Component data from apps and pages
═══
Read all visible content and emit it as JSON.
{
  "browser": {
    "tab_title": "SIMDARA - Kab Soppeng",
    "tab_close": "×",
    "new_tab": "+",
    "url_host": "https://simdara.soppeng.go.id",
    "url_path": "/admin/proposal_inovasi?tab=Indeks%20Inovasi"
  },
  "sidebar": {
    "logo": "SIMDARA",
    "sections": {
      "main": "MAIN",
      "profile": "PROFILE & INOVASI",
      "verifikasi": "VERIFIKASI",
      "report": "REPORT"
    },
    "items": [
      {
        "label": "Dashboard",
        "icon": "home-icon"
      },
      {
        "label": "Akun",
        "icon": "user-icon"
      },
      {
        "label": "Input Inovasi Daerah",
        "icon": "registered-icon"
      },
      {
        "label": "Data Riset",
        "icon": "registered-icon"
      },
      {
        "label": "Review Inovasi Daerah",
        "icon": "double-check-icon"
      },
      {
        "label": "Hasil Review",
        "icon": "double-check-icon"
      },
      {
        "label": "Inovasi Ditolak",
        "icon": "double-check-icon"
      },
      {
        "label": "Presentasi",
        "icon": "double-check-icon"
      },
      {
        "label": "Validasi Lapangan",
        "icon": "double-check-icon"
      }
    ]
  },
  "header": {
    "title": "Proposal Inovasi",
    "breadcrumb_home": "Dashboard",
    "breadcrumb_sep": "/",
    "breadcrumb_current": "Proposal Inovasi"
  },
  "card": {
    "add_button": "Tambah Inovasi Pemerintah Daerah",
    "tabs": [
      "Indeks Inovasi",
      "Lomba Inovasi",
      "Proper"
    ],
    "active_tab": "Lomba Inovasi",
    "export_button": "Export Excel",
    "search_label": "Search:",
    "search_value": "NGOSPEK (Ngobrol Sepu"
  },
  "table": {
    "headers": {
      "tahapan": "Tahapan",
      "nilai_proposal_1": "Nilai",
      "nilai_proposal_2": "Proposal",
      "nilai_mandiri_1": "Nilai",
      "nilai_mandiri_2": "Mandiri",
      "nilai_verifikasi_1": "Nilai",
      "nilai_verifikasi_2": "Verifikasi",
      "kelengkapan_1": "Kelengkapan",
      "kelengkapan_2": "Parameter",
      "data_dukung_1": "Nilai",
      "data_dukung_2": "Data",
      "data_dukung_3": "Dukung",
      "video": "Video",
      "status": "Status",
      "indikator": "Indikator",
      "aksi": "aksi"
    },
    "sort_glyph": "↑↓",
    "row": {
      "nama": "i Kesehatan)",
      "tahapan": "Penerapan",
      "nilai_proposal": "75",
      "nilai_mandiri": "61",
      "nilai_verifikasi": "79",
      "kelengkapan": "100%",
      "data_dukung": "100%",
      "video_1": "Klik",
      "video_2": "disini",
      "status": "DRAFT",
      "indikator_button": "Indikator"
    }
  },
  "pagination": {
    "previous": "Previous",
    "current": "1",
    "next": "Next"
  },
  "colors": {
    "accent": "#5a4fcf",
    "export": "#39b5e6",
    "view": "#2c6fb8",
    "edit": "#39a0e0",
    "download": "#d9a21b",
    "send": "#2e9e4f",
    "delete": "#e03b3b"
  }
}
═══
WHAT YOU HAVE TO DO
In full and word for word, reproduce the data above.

REPLY
Read all visible content and emit it as JSON.
{
  "browser": {
    "tab_title": "SIMDARA - Kab Soppeng",
    "tab_close": "×",
    "new_tab": "+",
    "url_host": "https://simdara.soppeng.go.id",
    "url_path": "/admin/proposal_inovasi?tab=Indeks%20Inovasi"
  },
  "sidebar": {
    "logo": "SIMDARA",
    "sections": {
      "main": "MAIN",
      "profile": "PROFILE & INOVASI",
      "verifikasi": "VERIFIKASI",
      "report": "REPORT"
    },
    "items": [
      {
        "label": "Dashboard",
        "icon": "home-icon"
      },
      {
        "label": "Akun",
        "icon": "user-icon"
      },
      {
        "label": "Input Inovasi Daerah",
        "icon": "registered-icon"
      },
      {
        "label": "Data Riset",
        "icon": "registered-icon"
      },
      {
        "label": "Review Inovasi Daerah",
        "icon": "double-check-icon"
      },
      {
        "label": "Hasil Review",
        "icon": "double-check-icon"
      },
      {
        "label": "Inovasi Ditolak",
        "icon": "double-check-icon"
      },
      {
        "label": "Presentasi",
        "icon": "double-check-icon"
      },
      {
        "label": "Validasi Lapangan",
        "icon": "double-check-icon"
      }
    ]
  },
  "header": {
    "title": "Proposal Inovasi",
    "breadcrumb_home": "Dashboard",
    "breadcrumb_sep": "/",
    "breadcrumb_current": "Proposal Inovasi"
  },
  "card": {
    "add_button": "Tambah Inovasi Pemerintah Daerah",
    "tabs": [
      "Indeks Inovasi",
      "Lomba Inovasi",
      "Proper"
    ],
    "active_tab": "Lomba Inovasi",
    "export_button": "Export Excel",
    "search_label": "Search:",
    "search_value": "NGOSPEK (Ngobrol Sepu"
  },
  "table": {
    "headers": {
      "tahapan": "Tahapan",
      "nilai_proposal_1": "Nilai",
      "nilai_proposal_2": "Proposal",
      "nilai_mandiri_1": "Nilai",
      "nilai_mandiri_2": "Mandiri",
      "nilai_verifikasi_1": "Nilai",
      "nilai_verifikasi_2": "Verifikasi",
      "kelengkapan_1": "Kelengkapan",
      "kelengkapan_2": "Parameter",
      "data_dukung_1": "Nilai",
      "data_dukung_2": "Data",
      "data_dukung_3": "Dukung",
      "video": "Video",
      "status": "Status",
      "indikator": "Indikator",
      "aksi": "aksi"
    },
    "sort_glyph": "↑↓",
    "row": {
      "nama": "i Kesehatan)",
      "tahapan": "Penerapan",
      "nilai_proposal": "75",
      "nilai_mandiri": "61",
      "nilai_verifikasi": "79",
      "kelengkapan": "100%",
      "data_dukung": "100%",
      "video_1": "Klik",
      "video_2": "disini",
      "status": "DRAFT",
      "indikator_button": "Indikator"
    }
  },
  "pagination": {
    "previous": "Previous",
    "current": "1",
    "next": "Next"
  },
  "colors": {
    "accent": "#5a4fcf",
    "export": "#39b5e6",
    "view": "#2c6fb8",
    "edit": "#39a0e0",
    "download": "#d9a21b",
    "send": "#2e9e4f",
    "delete": "#e03b3b"
  }
}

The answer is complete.